“At 6 months old my Son Ari got a chest infection that was going around.
He seemed pretty unwell and so I took him to the doctors. They said his breathing was on the verge of being too quick, but he seemed ok so they would see him again two days later and sent him home with an inhaler. After the two days he seemed much the same, if not worse to me, but when I took him back to the doctors they told me he was okay and to carry on with what I was doing.
“Over the next few days he got worse but with what seemed different to his previous illness. He was very irritable and would not sleep for longer than 10 minutes without waking up screaming. The only way he would sleep was snuggled in my arms, which was really unusual for him, but I just presumed it was the chest infection getting worse before it got better.
“This was at the weekend and so I decided to phone the doctors on Monday, but he seemed to pick up so I left it. Then, on Tuesday evening he suddenly stopped taking his milk. He did nothing but scream and sleep, he was sleeping far too much. The following morning (Wednesday 18th Jan), he was still refusing milk. It had been over 16 hours since he had any milk or other food and drink, so I phoned the doctors for an emergency appointment.
A change in appointment time saved his life

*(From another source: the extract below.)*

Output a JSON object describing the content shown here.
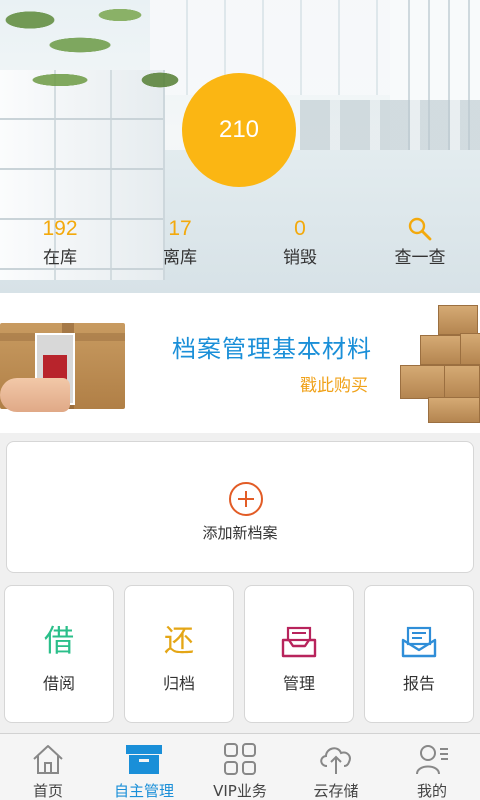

“This was at 10am. The appointment they gave him was 4:50pm. At 10:30am the doctors phoned back and changed his appointment to 11:30am. I don't exactly know why, but I would later learn that the change in appointment time saved his life.

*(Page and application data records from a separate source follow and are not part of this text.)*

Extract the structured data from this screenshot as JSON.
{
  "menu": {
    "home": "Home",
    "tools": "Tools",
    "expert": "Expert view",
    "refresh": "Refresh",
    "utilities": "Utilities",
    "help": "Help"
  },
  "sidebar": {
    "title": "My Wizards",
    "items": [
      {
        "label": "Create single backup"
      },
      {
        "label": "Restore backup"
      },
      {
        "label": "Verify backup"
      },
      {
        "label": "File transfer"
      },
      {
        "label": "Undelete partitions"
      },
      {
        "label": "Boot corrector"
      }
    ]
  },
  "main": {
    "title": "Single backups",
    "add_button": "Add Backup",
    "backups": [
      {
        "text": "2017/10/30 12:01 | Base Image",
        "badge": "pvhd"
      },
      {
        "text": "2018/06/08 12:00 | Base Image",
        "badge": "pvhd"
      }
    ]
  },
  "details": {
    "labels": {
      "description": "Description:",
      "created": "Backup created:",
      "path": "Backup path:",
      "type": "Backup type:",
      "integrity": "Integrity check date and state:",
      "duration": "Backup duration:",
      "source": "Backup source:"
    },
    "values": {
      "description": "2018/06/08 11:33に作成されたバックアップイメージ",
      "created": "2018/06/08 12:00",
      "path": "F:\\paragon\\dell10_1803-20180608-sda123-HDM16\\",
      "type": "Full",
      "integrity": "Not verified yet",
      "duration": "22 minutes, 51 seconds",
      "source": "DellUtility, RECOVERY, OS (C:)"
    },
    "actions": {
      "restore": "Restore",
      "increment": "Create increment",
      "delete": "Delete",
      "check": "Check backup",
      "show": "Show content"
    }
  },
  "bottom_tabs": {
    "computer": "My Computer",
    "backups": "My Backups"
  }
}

“The doctor said his temperature and breathing were high but couldn't see a source for infection, so he phoned the children’s ward at my local hospital and sent him straight there. I explained to them he was also having staring episodes that you could not snap him out of. He was totally unresponsive during the episodes, which they saw for themselves, but they also could not find a source of infection!
“One of the nurses mentioned that his soft spot was really bulged and so they decided to do a lumbar puncture. By this time my son had pretty much gone into his own coma. He slept through several cannula attempts and then slept through the lumbar puncture. They told me they were testing for meningitis, and I thought why? He didn't have a rash, it can't be that?
“Whilst waiting for the results my son became so light sensitive, even in his sleep, that he had to have a towel over his head. Then the doctors came in and said he had pneumococcal meningitis and he was critically ill. I broke down. I'm a 22 year old young, first time mum, who knew nothing about meningitis other than the rash, which I thought you always got with it.
All so much to take in
“They put Ari in an induced coma with tubes to help him breath, and told me that he would be transferred to Manchester Royal Children’s Hospital. It was all so much to take in. The night before he sat up by himself for the first time, and less than 24 hours later he was near death.
“He was given brain scans before being transferred and they had two failed attempts at getting a line into his leg. He still has scars where they drilled through to the bone. I honestly at the time did not understand how poorly my baby was, simply because I was never made aware of how serious, quick acting and deadly Meningitis is.
“He was transferred by ambulance to Manchester Intensive Care Unit. After a day of being there they told me that it was highly likely that he would need brain surgery. As they were telling me this he stopped breathing, they had to intervene and thankfully it worked. He stopped breathing another two times during the five days he spent in the coma. He somehow turned a corner and just missed needing any brain surgery.
“After five days, they removed his tubes and woke him up. They had to keep putting him under anaesthetic as he was so difficult to get lines and cannulas into, that they needed the extra time. They eventually got a line after three days of trying, which went through his big toe and up to his knee.
“They said his case of meningitis was so rare that he needed two antibiotics which are rarely used together. He had a month’s course, as well as seizure medicine for the vacant episodes. He spent a week in intensive care and then he spiked a temperature for days, so spent another week on the children's ward. After two weeks he was discharged back home with oral medication.
Teach him everything he knew all over again
“The doctors have told us not to worry about how this may have affected Ari, as with him being so young we won't know how his development has been affected for years. We had to teach him everything he knew all over again and we brought home a different baby. He suffers nightmares, he is clingy, he screams when he sees a nurse’s uniform, and his hearing is very sensitive to loud noises.
“Despite all that being upsetting, I know how unbelievably lucky we are to have our baby still with us, especially when he was diagnosed with literally seconds to spare. I do know that if my doctors hadn't have changed his appointment, our baby would no longer be here.
“This horrible disease causes rapid deterioration. My son went from sleepy and irritable to near death in the blink of an eye. As difficult as it may be to go over all this again, it's important that people know this. I want to raise awareness, especially for young first-time mothers like myself, who don't really have a clue. You know your baby best. If they are acting differently or irritable, take them to the doctors! Doctors understand and will always tell you that you did the right thing, even if it turns out to be nothing serious.
“Also, my son never had the rash! Please don't wait for a rash if you suspect meningitis because it may never appear! It's now one month since Ari's diagnosis and he is getting there. He is behind in his development for this age, and he is different to how he was, but he is alive! For that, I seriously want to thank all the doctors that dealt with him. You are all truly wonderful.”